You also earn points for your purchases. You earn 2 points per dollar spent on travel and dining purchases and 1 point per dollar spent on all other purchases.

A couple of the other great benefits include no foreign transaction fees and the card has a chip for when you’re traveling internationally.

They even have a customer service number answered directly by real humans! You don’t have to go through any computer automated prompts and that is pretty awesome if you ask me.

There is an annual fee but Chase will waive the $95 annual fee on the Sapphire Preferred card for the first year. You’ll have to pay the fee each year after that.

P.S. This card is pretty cool because it is made of metal and heavier than normal credit cards.

As with any card, please read all of the fine print and details on the application before you sign up. You need to completely understand the details to ensure you get your rewards!

Keep These Thoughts In Mind When Considering a Credit Card

Credit cards can be great tools and make you a ton of money, if, and only if you play the game correctly.

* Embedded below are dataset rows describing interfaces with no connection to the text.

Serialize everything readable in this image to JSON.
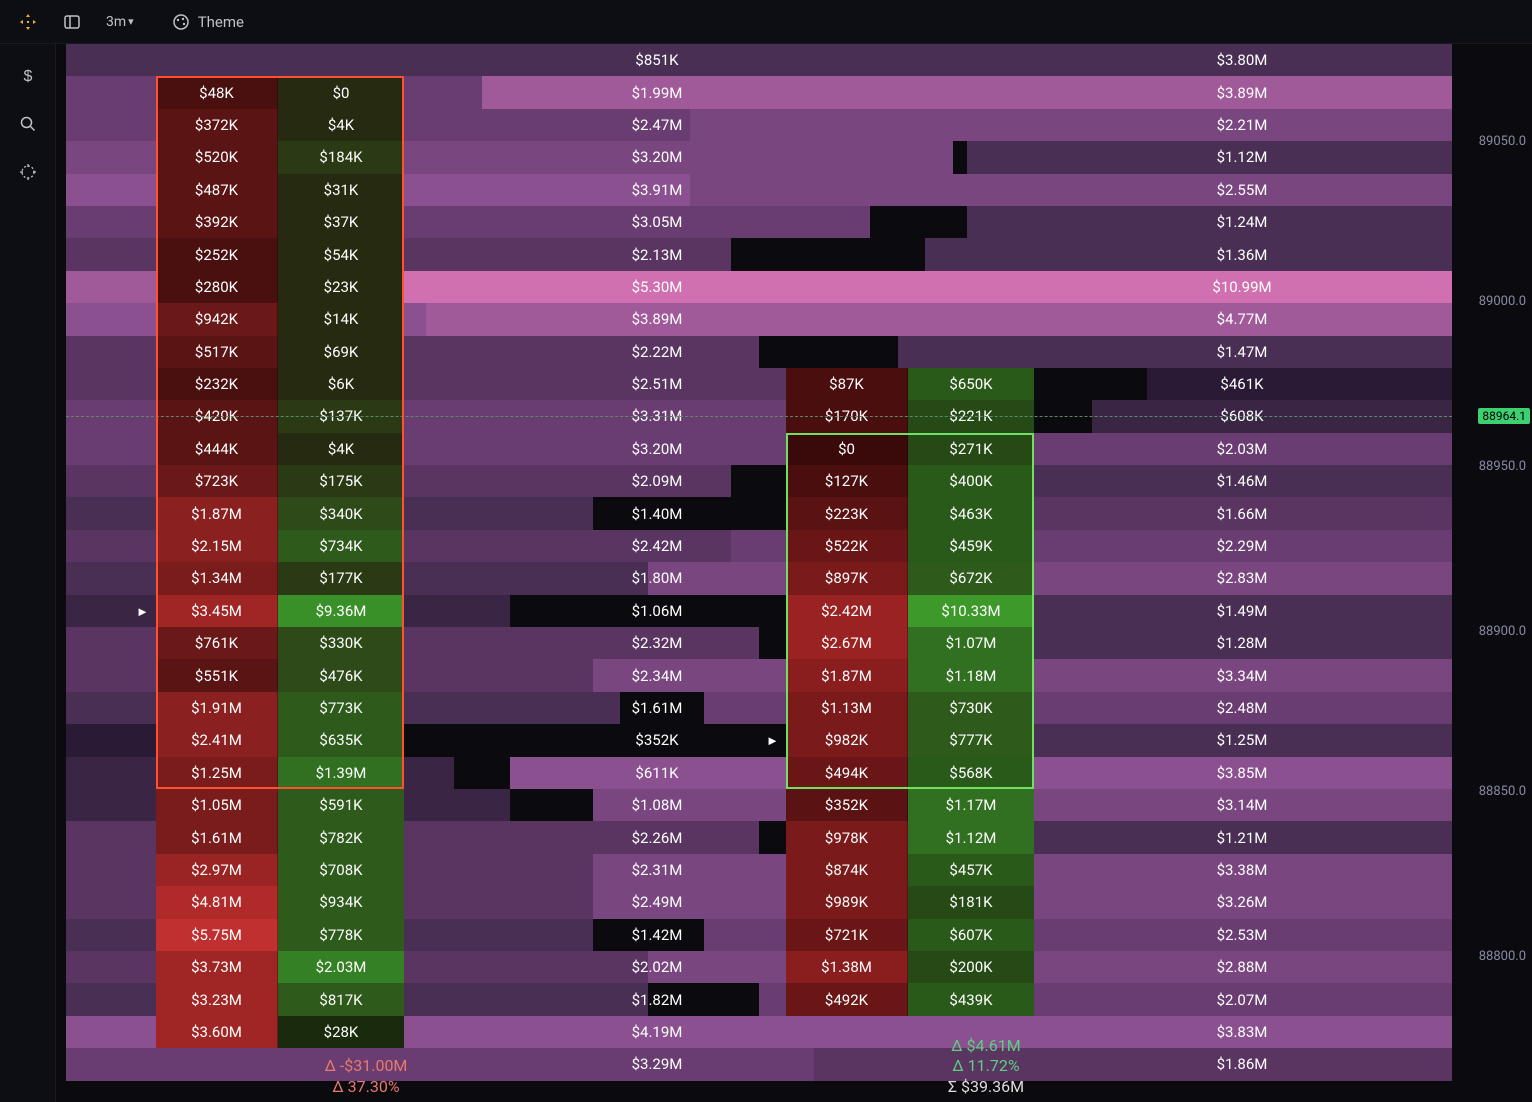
{
  "toolbar": {
    "timeframe": "3m",
    "theme_label": "Theme"
  },
  "axis": {
    "ticks": [
      "89050.0",
      "89000.0",
      "88950.0",
      "88900.0",
      "88850.0",
      "88800.0"
    ],
    "current": "88964.1"
  },
  "footer_left": {
    "delta_abs": "Δ -$31.00M",
    "delta_pct": "Δ 37.30%"
  },
  "footer_right": {
    "delta_abs": "Δ $4.61M",
    "delta_pct": "Δ 11.72%",
    "sigma": "Σ $39.36M"
  },
  "dashed_row": 11,
  "play_markers": [
    {
      "row": 17,
      "col": 0
    },
    {
      "row": 21,
      "col": 1
    }
  ],
  "red_border": {
    "start": 1,
    "end": 22
  },
  "green_border": {
    "start": 12,
    "end": 22
  },
  "rows": [
    {
      "bgL": "#4a2f55",
      "bgLw": 58,
      "bgR": "#4a2f55",
      "bgRw": 45,
      "mid": "$851K",
      "right": "$3.80M"
    },
    {
      "bgL": "#6a3d72",
      "bgLw": 53,
      "bgR": "#a05a9a",
      "bgRw": 70,
      "red": "$48K",
      "redC": "#4a1010",
      "green": "$0",
      "greenC": "#262a10",
      "mid": "$1.99M",
      "right": "$3.89M"
    },
    {
      "bgL": "#6a3d72",
      "bgLw": 55,
      "bgR": "#7a4680",
      "bgRw": 55,
      "red": "$372K",
      "redC": "#5a1414",
      "green": "$4K",
      "greenC": "#262a10",
      "mid": "$2.47M",
      "right": "$2.21M"
    },
    {
      "bgL": "#7a4680",
      "bgLw": 64,
      "bgR": "#4a2f55",
      "bgRw": 35,
      "red": "$520K",
      "redC": "#5a1414",
      "green": "$184K",
      "greenC": "#2a3a14",
      "mid": "$3.20M",
      "right": "$1.12M"
    },
    {
      "bgL": "#8a5090",
      "bgLw": 68,
      "bgR": "#7a4680",
      "bgRw": 55,
      "red": "$487K",
      "redC": "#5a1414",
      "green": "$31K",
      "greenC": "#262a10",
      "mid": "$3.91M",
      "right": "$2.55M"
    },
    {
      "bgL": "#6a3d72",
      "bgLw": 58,
      "bgR": "#4a2f55",
      "bgRw": 35,
      "red": "$392K",
      "redC": "#5a1414",
      "green": "$37K",
      "greenC": "#262a10",
      "mid": "$3.05M",
      "right": "$1.24M"
    },
    {
      "bgL": "#5a3562",
      "bgLw": 48,
      "bgR": "#4a2f55",
      "bgRw": 38,
      "red": "$252K",
      "redC": "#4a1010",
      "green": "$54K",
      "greenC": "#262a10",
      "mid": "$2.13M",
      "right": "$1.36M"
    },
    {
      "bgL": "#a05a9a",
      "bgLw": 78,
      "bgR": "#d070b0",
      "bgRw": 92,
      "red": "$280K",
      "redC": "#4a1010",
      "green": "$23K",
      "greenC": "#262a10",
      "mid": "$5.30M",
      "right": "$10.99M"
    },
    {
      "bgL": "#8a5090",
      "bgLw": 68,
      "bgR": "#a05a9a",
      "bgRw": 74,
      "red": "$942K",
      "redC": "#6a1818",
      "green": "$14K",
      "greenC": "#262a10",
      "mid": "$3.89M",
      "right": "$4.77M"
    },
    {
      "bgL": "#5a3562",
      "bgLw": 50,
      "bgR": "#4a2f55",
      "bgRw": 40,
      "red": "$517K",
      "redC": "#5a1414",
      "green": "$69K",
      "greenC": "#262a10",
      "mid": "$2.22M",
      "right": "$1.47M"
    },
    {
      "bgL": "#5a3562",
      "bgLw": 52,
      "bgR": "#2a1a35",
      "bgRw": 22,
      "red": "$232K",
      "redC": "#4a1010",
      "green": "$6K",
      "greenC": "#262a10",
      "mid": "$2.51M",
      "red2": "$87K",
      "red2C": "#4a0e0e",
      "green2": "$650K",
      "green2C": "#2a5a1a",
      "right": "$461K"
    },
    {
      "bgL": "#6a3d72",
      "bgLw": 60,
      "bgR": "#3a2545",
      "bgRw": 26,
      "red": "$420K",
      "redC": "#5a1414",
      "green": "$137K",
      "greenC": "#2a3a14",
      "mid": "$3.31M",
      "red2": "$170K",
      "red2C": "#4a0e0e",
      "green2": "$221K",
      "green2C": "#264a16",
      "right": "$608K"
    },
    {
      "bgL": "#6a3d72",
      "bgLw": 60,
      "bgR": "#6a3d72",
      "bgRw": 50,
      "red": "$444K",
      "redC": "#5a1414",
      "green": "$4K",
      "greenC": "#262a10",
      "mid": "$3.20M",
      "red2": "$0",
      "red2C": "#3a0a0a",
      "green2": "$271K",
      "green2C": "#264a16",
      "right": "$2.03M"
    },
    {
      "bgL": "#5a3562",
      "bgLw": 48,
      "bgR": "#4a2f55",
      "bgRw": 40,
      "red": "$723K",
      "redC": "#6a1818",
      "green": "$175K",
      "greenC": "#2a3a14",
      "mid": "$2.09M",
      "red2": "$127K",
      "red2C": "#4a0e0e",
      "green2": "$400K",
      "green2C": "#2a5a1a",
      "right": "$1.46M"
    },
    {
      "bgL": "#4a2f55",
      "bgLw": 38,
      "bgR": "#5a3562",
      "bgRw": 44,
      "red": "$1.87M",
      "redC": "#8a2020",
      "green": "$340K",
      "greenC": "#2e4a18",
      "mid": "$1.40M",
      "red2": "$223K",
      "red2C": "#5a1212",
      "green2": "$463K",
      "green2C": "#2a5a1a",
      "right": "$1.66M"
    },
    {
      "bgL": "#5a3562",
      "bgLw": 52,
      "bgR": "#6a3d72",
      "bgRw": 52,
      "red": "$2.15M",
      "redC": "#8a2020",
      "green": "$734K",
      "greenC": "#2e5a1c",
      "mid": "$2.42M",
      "red2": "$522K",
      "red2C": "#6a1616",
      "green2": "$459K",
      "green2C": "#2a5a1a",
      "right": "$2.29M"
    },
    {
      "bgL": "#4a2f55",
      "bgLw": 42,
      "bgR": "#7a4680",
      "bgRw": 58,
      "red": "$1.34M",
      "redC": "#7a1c1c",
      "green": "$177K",
      "greenC": "#2a3a14",
      "mid": "$1.80M",
      "red2": "$897K",
      "red2C": "#7a1a1a",
      "green2": "$672K",
      "green2C": "#2e5a1c",
      "right": "$2.83M"
    },
    {
      "bgL": "#3a2545",
      "bgLw": 32,
      "bgR": "#4a2f55",
      "bgRw": 40,
      "red": "$3.45M",
      "redC": "#a02626",
      "green": "$9.36M",
      "greenC": "#3a9028",
      "mid": "$1.06M",
      "red2": "$2.42M",
      "red2C": "#9a2222",
      "green2": "$10.33M",
      "green2C": "#3d9a2a",
      "right": "$1.49M"
    },
    {
      "bgL": "#5a3562",
      "bgLw": 50,
      "bgR": "#4a2f55",
      "bgRw": 36,
      "red": "$761K",
      "redC": "#6a1818",
      "green": "$330K",
      "greenC": "#2e4a18",
      "mid": "$2.32M",
      "red2": "$2.67M",
      "red2C": "#9a2222",
      "green2": "$1.07M",
      "green2C": "#307020",
      "right": "$1.28M"
    },
    {
      "bgL": "#5a3562",
      "bgLw": 50,
      "bgR": "#7a4680",
      "bgRw": 62,
      "red": "$551K",
      "redC": "#5a1414",
      "green": "$476K",
      "greenC": "#2e4a18",
      "mid": "$2.34M",
      "red2": "$1.87M",
      "red2C": "#8a1e1e",
      "green2": "$1.18M",
      "green2C": "#307020",
      "right": "$3.34M"
    },
    {
      "bgL": "#4a2f55",
      "bgLw": 40,
      "bgR": "#6a3d72",
      "bgRw": 54,
      "red": "$1.91M",
      "redC": "#8a2020",
      "green": "$773K",
      "greenC": "#2e5a1c",
      "mid": "$1.61M",
      "red2": "$1.13M",
      "red2C": "#7a1a1a",
      "green2": "$730K",
      "green2C": "#2e5a1c",
      "right": "$2.48M"
    },
    {
      "bgL": "#2a1a35",
      "bgLw": 20,
      "bgR": "#4a2f55",
      "bgRw": 36,
      "red": "$2.41M",
      "redC": "#8a2020",
      "green": "$635K",
      "greenC": "#2e5a1c",
      "mid": "$352K",
      "red2": "$982K",
      "red2C": "#7a1a1a",
      "green2": "$777K",
      "green2C": "#2e5a1c",
      "right": "$1.25M"
    },
    {
      "bgL": "#3a2545",
      "bgLw": 28,
      "bgR": "#8a5090",
      "bgRw": 68,
      "red": "$1.25M",
      "redC": "#7a1c1c",
      "green": "$1.39M",
      "greenC": "#307020",
      "mid": "$611K",
      "red2": "$494K",
      "red2C": "#6a1616",
      "green2": "$568K",
      "green2C": "#2a5a1a",
      "right": "$3.85M"
    },
    {
      "bgL": "#3a2545",
      "bgLw": 32,
      "bgR": "#7a4680",
      "bgRw": 62,
      "red": "$1.05M",
      "redC": "#7a1c1c",
      "green": "$591K",
      "greenC": "#2e5a1c",
      "mid": "$1.08M",
      "red2": "$352K",
      "red2C": "#5a1212",
      "green2": "$1.17M",
      "green2C": "#307020",
      "right": "$3.14M"
    },
    {
      "bgL": "#5a3562",
      "bgLw": 50,
      "bgR": "#4a2f55",
      "bgRw": 36,
      "red": "$1.61M",
      "redC": "#7a1c1c",
      "green": "$782K",
      "greenC": "#2e5a1c",
      "mid": "$2.26M",
      "red2": "$978K",
      "red2C": "#7a1a1a",
      "green2": "$1.12M",
      "green2C": "#307020",
      "right": "$1.21M"
    },
    {
      "bgL": "#5a3562",
      "bgLw": 50,
      "bgR": "#7a4680",
      "bgRw": 62,
      "red": "$2.97M",
      "redC": "#9a2424",
      "green": "$708K",
      "greenC": "#2e5a1c",
      "mid": "$2.31M",
      "red2": "$874K",
      "red2C": "#7a1a1a",
      "green2": "$457K",
      "green2C": "#2a5a1a",
      "right": "$3.38M"
    },
    {
      "bgL": "#5a3562",
      "bgLw": 52,
      "bgR": "#7a4680",
      "bgRw": 62,
      "red": "$4.81M",
      "redC": "#b02a2a",
      "green": "$934K",
      "greenC": "#2e5a1c",
      "mid": "$2.49M",
      "red2": "$989K",
      "red2C": "#7a1a1a",
      "green2": "$181K",
      "green2C": "#264a16",
      "right": "$3.26M"
    },
    {
      "bgL": "#4a2f55",
      "bgLw": 38,
      "bgR": "#6a3d72",
      "bgRw": 54,
      "red": "$5.75M",
      "redC": "#c03030",
      "green": "$778K",
      "greenC": "#2e5a1c",
      "mid": "$1.42M",
      "red2": "$721K",
      "red2C": "#6a1616",
      "green2": "$607K",
      "green2C": "#2a5a1a",
      "right": "$2.53M"
    },
    {
      "bgL": "#5a3562",
      "bgLw": 46,
      "bgR": "#7a4680",
      "bgRw": 58,
      "red": "$3.73M",
      "redC": "#a02626",
      "green": "$2.03M",
      "greenC": "#348024",
      "mid": "$2.02M",
      "red2": "$1.38M",
      "red2C": "#8a1e1e",
      "green2": "$200K",
      "green2C": "#264a16",
      "right": "$2.88M"
    },
    {
      "bgL": "#4a2f55",
      "bgLw": 42,
      "bgR": "#6a3d72",
      "bgRw": 50,
      "red": "$3.23M",
      "redC": "#a02626",
      "green": "$817K",
      "greenC": "#2e5a1c",
      "mid": "$1.82M",
      "red2": "$492K",
      "red2C": "#6a1616",
      "green2": "$439K",
      "green2C": "#2a5a1a",
      "right": "$2.07M"
    },
    {
      "bgL": "#8a5090",
      "bgLw": 70,
      "bgR": "#8a5090",
      "bgRw": 68,
      "red": "$3.60M",
      "redC": "#a02626",
      "green": "$28K",
      "greenC": "#1a2a0c",
      "mid": "$4.19M",
      "right": "$3.83M"
    },
    {
      "bgL": "#6a3d72",
      "bgLw": 60,
      "bgR": "#5a3562",
      "bgRw": 46,
      "mid": "$3.29M",
      "right": "$1.86M"
    }
  ]
}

I ALWAYS pay my credit card off in full every month and you should too. If you can’t do this I would suggest against getting credit cards.

If you have a problem with debt and/or credit cards I would suggest you not sign up for new cards. The cash back benefits do not outweigh the interest charges you will pay.

Credit card interest rates are normally higher than most other loans and the interest can add up fast. Don’t say I didn’t warn you…

What sign up bonus credit cards have you used in the past? Are there any other offers I should be aware of or add to my list? I’d love to hear your input below in the comments!

The information in the article is accurate to the best of my knowledge as of February 16th, 2017. It will be periodically updated as offers change. As with any offer, make sure to read all of the details on the application site as those are the terms and conditions that will govern any credit card you sign up for. What you have read here is simply a summary and does not contain all terms and conditions.

Picture by: 401kcalculator.org Text added by: Lance Cothern